*INPUT*:
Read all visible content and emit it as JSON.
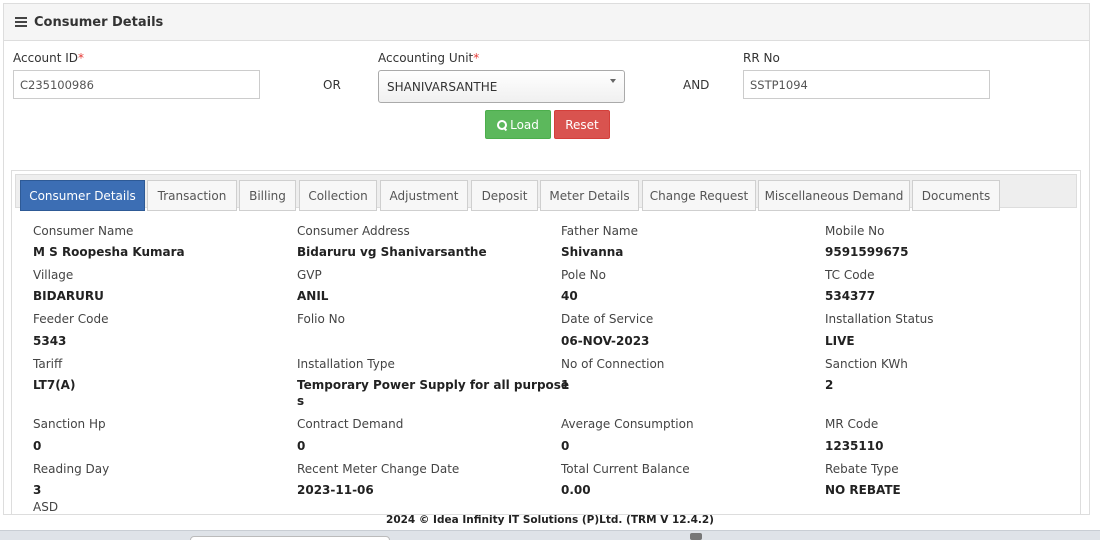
{
  "panel": {
    "title": "Consumer Details"
  },
  "form": {
    "account_id_label": "Account ID",
    "account_id_value": "C235100986",
    "or_text": "OR",
    "accounting_unit_label": "Accounting Unit",
    "accounting_unit_value": "SHANIVARSANTHE",
    "and_text": "AND",
    "rr_no_label": "RR No",
    "rr_no_value": "SSTP1094",
    "required_mark": "*",
    "load_label": "Load",
    "reset_label": "Reset"
  },
  "tabs": [
    {
      "label": "Consumer Details",
      "active": true
    },
    {
      "label": "Transaction"
    },
    {
      "label": "Billing"
    },
    {
      "label": "Collection"
    },
    {
      "label": "Adjustment"
    },
    {
      "label": "Deposit"
    },
    {
      "label": "Meter Details"
    },
    {
      "label": "Change Request"
    },
    {
      "label": "Miscellaneous Demand"
    },
    {
      "label": "Documents"
    }
  ],
  "details": [
    {
      "label": "Consumer Name",
      "value": "M S Roopesha Kumara"
    },
    {
      "label": "Consumer Address",
      "value": "Bidaruru vg Shanivarsanthe"
    },
    {
      "label": "Father Name",
      "value": "Shivanna"
    },
    {
      "label": "Mobile No",
      "value": "9591599675"
    },
    {
      "label": "Village",
      "value": "BIDARURU"
    },
    {
      "label": "GVP",
      "value": "ANIL"
    },
    {
      "label": "Pole No",
      "value": "40"
    },
    {
      "label": "TC Code",
      "value": "534377"
    },
    {
      "label": "Feeder Code",
      "value": "5343"
    },
    {
      "label": "Folio No",
      "value": ""
    },
    {
      "label": "Date of Service",
      "value": "06-NOV-2023"
    },
    {
      "label": "Installation Status",
      "value": "LIVE"
    },
    {
      "label": "Tariff",
      "value": "LT7(A)"
    },
    {
      "label": "Installation Type",
      "value": "Temporary Power Supply for all purpose",
      "value_wrap": "s"
    },
    {
      "label": "No of Connection",
      "value": "1"
    },
    {
      "label": "Sanction KWh",
      "value": "2"
    },
    {
      "label": "Sanction Hp",
      "value": "0"
    },
    {
      "label": "Contract Demand",
      "value": "0"
    },
    {
      "label": "Average Consumption",
      "value": "0"
    },
    {
      "label": "MR Code",
      "value": "1235110"
    },
    {
      "label": "Reading Day",
      "value": "3"
    },
    {
      "label": "Recent Meter Change Date",
      "value": "2023-11-06"
    },
    {
      "label": "Total Current Balance",
      "value": "0.00"
    },
    {
      "label": "Rebate Type",
      "value": "NO REBATE"
    },
    {
      "label": "ASD",
      "value": ""
    }
  ],
  "footer": {
    "text": "2024 © Idea Infinity IT Solutions (P)Ltd. (TRM V 12.4.2)"
  },
  "colors": {
    "active_tab": "#3c6eb4",
    "load_button": "#5cb85c",
    "reset_button": "#d9534f",
    "required": "#e53935"
  },
  "icons": {
    "menu": "hamburger-icon",
    "load": "search-icon",
    "select": "chevron-down-icon"
  }
}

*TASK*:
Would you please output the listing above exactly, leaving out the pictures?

*OUTPUT OF THE TASK*:
Read all visible content and emit it as JSON.
{
  "panel": {
    "title": "Consumer Details"
  },
  "form": {
    "account_id_label": "Account ID",
    "account_id_value": "C235100986",
    "or_text": "OR",
    "accounting_unit_label": "Accounting Unit",
    "accounting_unit_value": "SHANIVARSANTHE",
    "and_text": "AND",
    "rr_no_label": "RR No",
    "rr_no_value": "SSTP1094",
    "required_mark": "*",
    "load_label": "Load",
    "reset_label": "Reset"
  },
  "tabs": [
    {
      "label": "Consumer Details",
      "active": true
    },
    {
      "label": "Transaction"
    },
    {
      "label": "Billing"
    },
    {
      "label": "Collection"
    },
    {
      "label": "Adjustment"
    },
    {
      "label": "Deposit"
    },
    {
      "label": "Meter Details"
    },
    {
      "label": "Change Request"
    },
    {
      "label": "Miscellaneous Demand"
    },
    {
      "label": "Documents"
    }
  ],
  "details": [
    {
      "label": "Consumer Name",
      "value": "M S Roopesha Kumara"
    },
    {
      "label": "Consumer Address",
      "value": "Bidaruru vg Shanivarsanthe"
    },
    {
      "label": "Father Name",
      "value": "Shivanna"
    },
    {
      "label": "Mobile No",
      "value": "9591599675"
    },
    {
      "label": "Village",
      "value": "BIDARURU"
    },
    {
      "label": "GVP",
      "value": "ANIL"
    },
    {
      "label": "Pole No",
      "value": "40"
    },
    {
      "label": "TC Code",
      "value": "534377"
    },
    {
      "label": "Feeder Code",
      "value": "5343"
    },
    {
      "label": "Folio No",
      "value": ""
    },
    {
      "label": "Date of Service",
      "value": "06-NOV-2023"
    },
    {
      "label": "Installation Status",
      "value": "LIVE"
    },
    {
      "label": "Tariff",
      "value": "LT7(A)"
    },
    {
      "label": "Installation Type",
      "value": "Temporary Power Supply for all purpose",
      "value_wrap": "s"
    },
    {
      "label": "No of Connection",
      "value": "1"
    },
    {
      "label": "Sanction KWh",
      "value": "2"
    },
    {
      "label": "Sanction Hp",
      "value": "0"
    },
    {
      "label": "Contract Demand",
      "value": "0"
    },
    {
      "label": "Average Consumption",
      "value": "0"
    },
    {
      "label": "MR Code",
      "value": "1235110"
    },
    {
      "label": "Reading Day",
      "value": "3"
    },
    {
      "label": "Recent Meter Change Date",
      "value": "2023-11-06"
    },
    {
      "label": "Total Current Balance",
      "value": "0.00"
    },
    {
      "label": "Rebate Type",
      "value": "NO REBATE"
    },
    {
      "label": "ASD",
      "value": ""
    }
  ],
  "footer": {
    "text": "2024 © Idea Infinity IT Solutions (P)Ltd. (TRM V 12.4.2)"
  },
  "colors": {
    "active_tab": "#3c6eb4",
    "load_button": "#5cb85c",
    "reset_button": "#d9534f",
    "required": "#e53935"
  },
  "icons": {
    "menu": "hamburger-icon",
    "load": "search-icon",
    "select": "chevron-down-icon"
  }
}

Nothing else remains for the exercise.